===== ENTRIES SHOWN =====

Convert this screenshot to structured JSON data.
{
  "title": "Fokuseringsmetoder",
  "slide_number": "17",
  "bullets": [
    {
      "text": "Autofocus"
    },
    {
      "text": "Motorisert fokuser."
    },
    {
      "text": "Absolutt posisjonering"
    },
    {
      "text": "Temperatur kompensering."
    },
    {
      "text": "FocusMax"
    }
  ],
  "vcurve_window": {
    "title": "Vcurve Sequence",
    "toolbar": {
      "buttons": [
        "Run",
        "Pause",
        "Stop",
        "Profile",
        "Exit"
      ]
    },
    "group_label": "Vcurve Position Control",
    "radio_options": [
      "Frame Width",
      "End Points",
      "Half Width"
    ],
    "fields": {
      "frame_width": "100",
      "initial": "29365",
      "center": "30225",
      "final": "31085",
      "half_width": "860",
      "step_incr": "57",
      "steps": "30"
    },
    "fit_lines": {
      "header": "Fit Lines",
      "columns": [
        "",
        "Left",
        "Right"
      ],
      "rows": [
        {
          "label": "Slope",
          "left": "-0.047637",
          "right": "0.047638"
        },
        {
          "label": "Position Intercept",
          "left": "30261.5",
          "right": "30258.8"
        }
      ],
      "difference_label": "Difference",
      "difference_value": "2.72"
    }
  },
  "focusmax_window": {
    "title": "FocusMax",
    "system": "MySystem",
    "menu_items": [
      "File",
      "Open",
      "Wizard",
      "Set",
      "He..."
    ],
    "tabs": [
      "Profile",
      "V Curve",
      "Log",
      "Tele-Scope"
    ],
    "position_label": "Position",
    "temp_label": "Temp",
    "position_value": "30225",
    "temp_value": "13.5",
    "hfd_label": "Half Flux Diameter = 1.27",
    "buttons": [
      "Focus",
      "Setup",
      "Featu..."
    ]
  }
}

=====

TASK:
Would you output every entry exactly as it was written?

RESPONSE BOX:
Convert this screenshot to structured JSON data.
{
  "title": "Fokuseringsmetoder",
  "slide_number": "17",
  "bullets": [
    {
      "text": "Autofocus"
    },
    {
      "text": "Motorisert fokuser."
    },
    {
      "text": "Absolutt posisjonering"
    },
    {
      "text": "Temperatur kompensering."
    },
    {
      "text": "FocusMax"
    }
  ],
  "vcurve_window": {
    "title": "Vcurve Sequence",
    "toolbar": {
      "buttons": [
        "Run",
        "Pause",
        "Stop",
        "Profile",
        "Exit"
      ]
    },
    "group_label": "Vcurve Position Control",
    "radio_options": [
      "Frame Width",
      "End Points",
      "Half Width"
    ],
    "fields": {
      "frame_width": "100",
      "initial": "29365",
      "center": "30225",
      "final": "31085",
      "half_width": "860",
      "step_incr": "57",
      "steps": "30"
    },
    "fit_lines": {
      "header": "Fit Lines",
      "columns": [
        "",
        "Left",
        "Right"
      ],
      "rows": [
        {
          "label": "Slope",
          "left": "-0.047637",
          "right": "0.047638"
        },
        {
          "label": "Position Intercept",
          "left": "30261.5",
          "right": "30258.8"
        }
      ],
      "difference_label": "Difference",
      "difference_value": "2.72"
    }
  },
  "focusmax_window": {
    "title": "FocusMax",
    "system": "MySystem",
    "menu_items": [
      "File",
      "Open",
      "Wizard",
      "Set",
      "He..."
    ],
    "tabs": [
      "Profile",
      "V Curve",
      "Log",
      "Tele-Scope"
    ],
    "position_label": "Position",
    "temp_label": "Temp",
    "position_value": "30225",
    "temp_value": "13.5",
    "hfd_label": "Half Flux Diameter = 1.27",
    "buttons": [
      "Focus",
      "Setup",
      "Featu..."
    ]
  }
}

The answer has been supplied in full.